Ethoxyquin prevents chemotherapy-induced neurotoxicity via Hsp90 modulation
Article first published online: 21 JAN 2014
© 2013 American Neurological Association
Annals of Neurology
Volume 74, Issue 6, pages 893–904, December 2013
How to Cite
Zhu, J., Chen, W., Mi, R., Zhou, C., Reed, N. and Höke, A. (2013), Ethoxyquin prevents chemotherapy-induced neurotoxicity via Hsp90 modulation. Ann Neurol., 74: 893–904. doi: 10.1002/ana.24004
- Issue published online: 21 JAN 2014
- Article first published online: 21 JAN 2014
- Accepted manuscript online: 16 AUG 2013 12:09PM EST
- Manuscript Accepted: 3 AUG 2013
- Manuscript Revised: 9 JUL 2013
- Manuscript Received: 20 MAY 2013
- Foundation for Peripheral Neuropathy
- Dr Miriam and Sheldon Adelson Medical Research Foundation
- NIH National Institute of Neurological Diseases and Stroke. Grant Number: NS43991
- Johns Hopkins Brain Sciences Institute
Peripheral neurotoxicity is a major dose-limiting side effect of many chemotherapeutic drugs. Currently there are no effective disease-modifying therapies for chemotherapy-induced peripheral neuropathies, but these side effects of chemotherapy are potentially ideal targets for development of neuroprotective therapies, because candidate drugs can be co- or preadministered before the injury to peripheral axons takes place.
We used a phenotypic drug screening approach to identify ethoxyquin as a potential neuroprotective drug and carried out additional biochemical experiments to identify its mechanism of action.
We validated the screening results with ethoxyquin and its derivatives and showed that they prevented paclitaxel-induced peripheral neuropathy without blocking paclitaxel's ability to kill tumor cells. Furthermore, we demonstrated that ethoxyquin acts by modulating the chaperone activity of heat shock protein 90 (Hsp90) and blocking the binding of 2 of its client proteins, ataxin-2 and Sf3b2. Ethoxyquin-induced reduction in levels of both of these proteins resulted in prevention of axonal degeneration caused by paclitaxel.
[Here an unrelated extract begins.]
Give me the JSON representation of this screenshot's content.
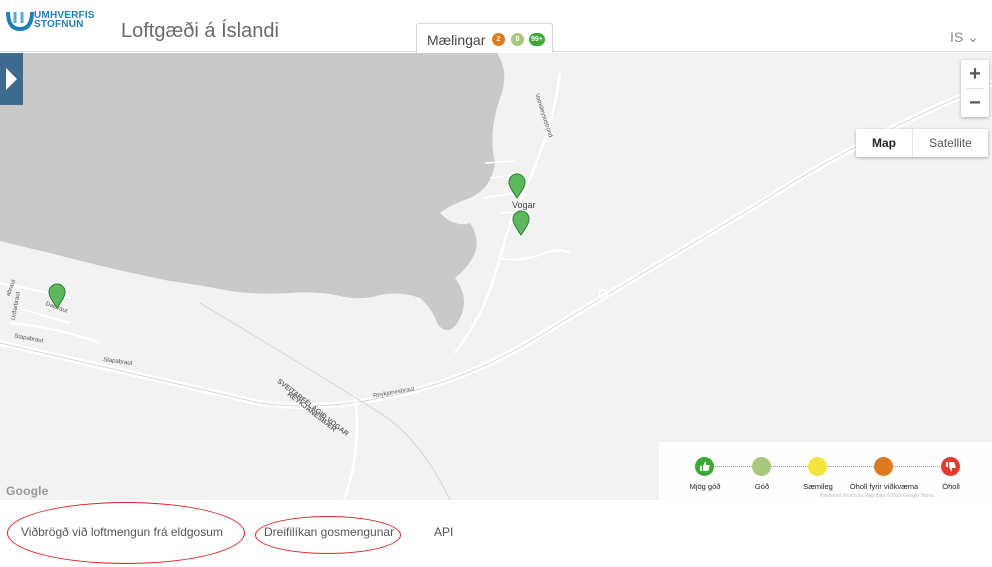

Ethoxyquin and its novel derivatives as well as other classes of small molecules that act as Hsp90 modulators may offer a new opportunity for development of drugs to prevent chemotherapy-induced axonal degeneration. Ann Neurol 2013;74:893–904